▶ [Instructions for the task]
All the records that follow need to be reproduced exactly. Omit the images.

----------

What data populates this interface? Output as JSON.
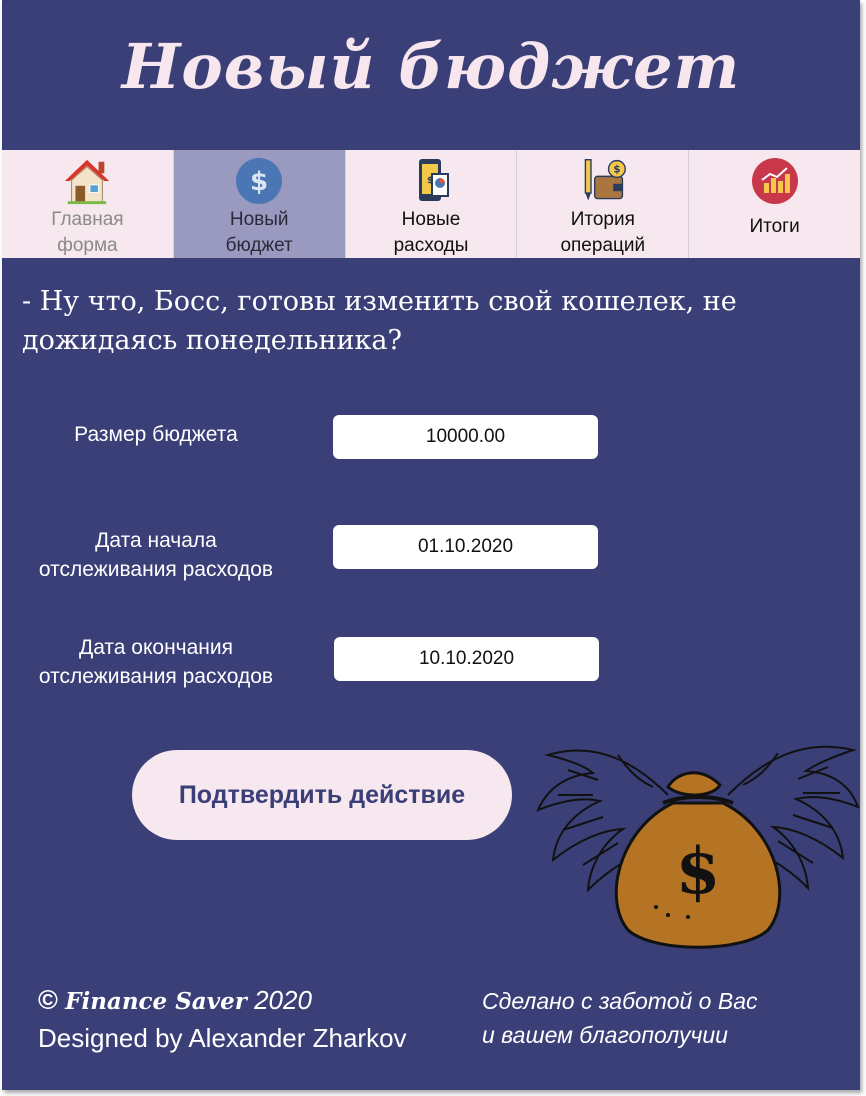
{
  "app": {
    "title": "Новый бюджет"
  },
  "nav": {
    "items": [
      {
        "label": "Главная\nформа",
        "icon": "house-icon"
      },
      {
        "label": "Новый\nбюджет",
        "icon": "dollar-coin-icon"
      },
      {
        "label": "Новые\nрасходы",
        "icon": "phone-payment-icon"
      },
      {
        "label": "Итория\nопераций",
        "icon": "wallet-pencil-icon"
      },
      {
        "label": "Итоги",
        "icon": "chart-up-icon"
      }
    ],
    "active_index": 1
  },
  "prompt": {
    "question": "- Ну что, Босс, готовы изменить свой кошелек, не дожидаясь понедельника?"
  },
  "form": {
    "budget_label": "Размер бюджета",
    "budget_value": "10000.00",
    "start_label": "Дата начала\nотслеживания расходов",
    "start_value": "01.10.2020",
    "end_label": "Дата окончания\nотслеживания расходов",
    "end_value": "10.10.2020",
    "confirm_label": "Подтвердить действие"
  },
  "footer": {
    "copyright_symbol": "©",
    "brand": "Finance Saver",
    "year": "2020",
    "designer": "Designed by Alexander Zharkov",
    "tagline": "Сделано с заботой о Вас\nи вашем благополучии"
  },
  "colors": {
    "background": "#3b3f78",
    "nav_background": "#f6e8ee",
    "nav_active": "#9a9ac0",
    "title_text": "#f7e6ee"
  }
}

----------

▶ [Exercise solution]
What data populates this interface? Output as JSON.
{
  "app": {
    "title": "Новый бюджет"
  },
  "nav": {
    "items": [
      {
        "label": "Главная\nформа",
        "icon": "house-icon"
      },
      {
        "label": "Новый\nбюджет",
        "icon": "dollar-coin-icon"
      },
      {
        "label": "Новые\nрасходы",
        "icon": "phone-payment-icon"
      },
      {
        "label": "Итория\nопераций",
        "icon": "wallet-pencil-icon"
      },
      {
        "label": "Итоги",
        "icon": "chart-up-icon"
      }
    ],
    "active_index": 1
  },
  "prompt": {
    "question": "- Ну что, Босс, готовы изменить свой кошелек, не дожидаясь понедельника?"
  },
  "form": {
    "budget_label": "Размер бюджета",
    "budget_value": "10000.00",
    "start_label": "Дата начала\nотслеживания расходов",
    "start_value": "01.10.2020",
    "end_label": "Дата окончания\nотслеживания расходов",
    "end_value": "10.10.2020",
    "confirm_label": "Подтвердить действие"
  },
  "footer": {
    "copyright_symbol": "©",
    "brand": "Finance Saver",
    "year": "2020",
    "designer": "Designed by Alexander Zharkov",
    "tagline": "Сделано с заботой о Вас\nи вашем благополучии"
  },
  "colors": {
    "background": "#3b3f78",
    "nav_background": "#f6e8ee",
    "nav_active": "#9a9ac0",
    "title_text": "#f7e6ee"
  }
}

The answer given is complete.